Knoxville’s WBIR/NBC affiliate invited me to share a social science perspective on newly proposed immigration reforms.

The live interview also incorporates comments from a student in my Spring 2013 Immigration/Perspectives on the Social Sciences class, which has been quite timely to teach.

Visiting the Highlander Center with my social movements class

What better way to bring social movements to life than with a visit to the Highlander Research and Education Center in New Market, TN with my Collective Behavior & Social Movements class. Rich in movement history and social activism, the Highlander Center has seen the likes of Paulo Freire, Martin Luther King, Jr., Rosa Parks, and countless others working for justice since its 1932 founding by Myles Horton.

Central to the training and empowerment of Highlander over the years has been music rooted in Appalachia, including most famously the civil rights anthem “We Shall Overcome.” Sociologist William Roy captures the political power of music at Highlander and elsewhere in his recent book Reds, Whites, and Blues: Social Movements, Folk Music, and Race in the United States.

Though we didn’t get to sing along with legacy songsters Guy and Candie Carawan this time (as my previous classes have done), our workshop participation, tour, and picnic in the beautiful hills of East Tennessee provided ample space for reflection upon popular education, organizing, movement building, and the history of social change.


Syllabus and Assignment from My Sociology of Religion Class Published by the ARDA

The Association of Religion Data Archives (ARDA) has just published my Sociology of Religion class syllabus and Ethnography Panel assignment in their Learning Center.  Both can be found here.
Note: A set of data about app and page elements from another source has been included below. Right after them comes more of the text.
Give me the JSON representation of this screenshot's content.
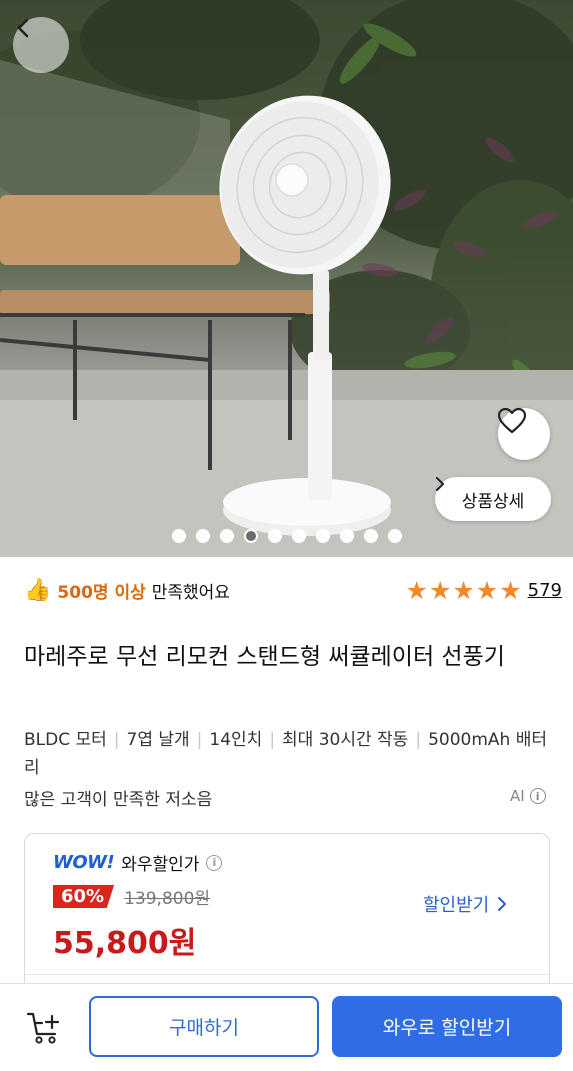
{
  "hero": {
    "image_alt": "white stand fan in front of plant wall",
    "back_icon": "chevron-left-icon",
    "heart_icon": "heart-outline-icon",
    "detail_label": "상품상세",
    "detail_icon": "chevron-right-icon",
    "gallery": {
      "total": 10,
      "active_index": 3
    }
  },
  "rating": {
    "thumb_icon": "thumbs-up-icon",
    "satisfaction_highlight": "500명 이상",
    "satisfaction_rest": "만족했어요",
    "stars": 5,
    "review_count": "579"
  },
  "product": {
    "title": "마레주로 무선 리모컨 스탠드형 써큘레이터 선풍기",
    "features": [
      "BLDC 모터",
      "7엽 날개",
      "14인치",
      "최대 30시간 작동",
      "5000mAh 배터리"
    ],
    "subnote": "많은 고객이 만족한 저소음",
    "ai_label": "AI"
  },
  "price": {
    "wow_logo": "WOW!",
    "wow_label": "와우할인가",
    "discount_percent": "60%",
    "original_price": "139,800원",
    "sale_price": "55,800원",
    "discount_link": "할인받기"
  },
  "bottom_bar": {
    "cart_icon": "cart-add-icon",
    "buy_label": "구매하기",
    "wow_buy_label": "와우로 할인받기"
  },
  "colors": {
    "accent_blue": "#2e6de6",
    "sale_red": "#c81a1a",
    "star_orange": "#f28a2b",
    "badge_red": "#d8261f"
  }
}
The ARDA is an exceptional resource for learning more about sociological elements of religion.  Find out how many people in the U.S. believe in God or what percentage affiliate with various religious traditions.  Access dozens of additional survey questions to add to your question bank, read articles on religious trends, or search the sociology of religion bibliographic database in the Religion Research Hub.  Possibilities abound.  All of this great social scientific research on religion is available for free via the ARDA thanks to funding and leadership from the Lilly Endowment, the John Templeton Foundation, and the Pennsylvania State University.

“Green” Grading

Final grades for my undergraduates were due today, concluding the first semester for which I ventured into “green” grading practices.  Despite a few hiccups, it is a practice I plan to continue.  Previous semesters brought reams of paper into my office; this approach utilizes digital submission via the school’s Blackboard/Angel online learning management system.  Beyond paper submission, I can offer feedback and evaluation using Turnitin’s “Grademark.”

Among the advantages, as I see them:

  • Immense savings and conservation in paper and printing.
  • I have a track record of which students have submitted their assignment (and which students haven’t), marked by the exact day and time.
  • The system I use does an automatic check for plagiarism, a problem which is (unfortunately) becoming more and more common.
  • No more searching for students to hand back papers after semester’s end.  They can access my comments online, in a secure location.
  • I can grade in the exact order in which papers are received (an incentive for early submission, perhaps?).
  • No more having to decipher my handwriting.
  • I save time by creating a list of common comments to paste, rather than rewriting the same suggestion a dozen times.
  • I can grade anywhere I have my laptop; no more lugging around heavy bags filled with student assignments.
  • No class time needed to hand back stacks of papers (when you may mistake “Johnni” for “Ricky”).
  • Reading reactions can be shared and read by the entire class to generate discussion.
  • Submission through Blackboard/Angel is far easier to manage than papers accepted via email.

A few disadvantages:

  • The Blackboard/Angel grading system does not work on my iPad.
  • In my transition this semester, I still allowed some paper submissions. Simultanously tracking multiple submission types caused confusion.
  • This means even more “screen time” for me.
  • No grading when internet service goes down.
  • Students often received “error” messages even when their assignments uploaded successfully.

Next goal: Green Teaching = going paperless in the classroom.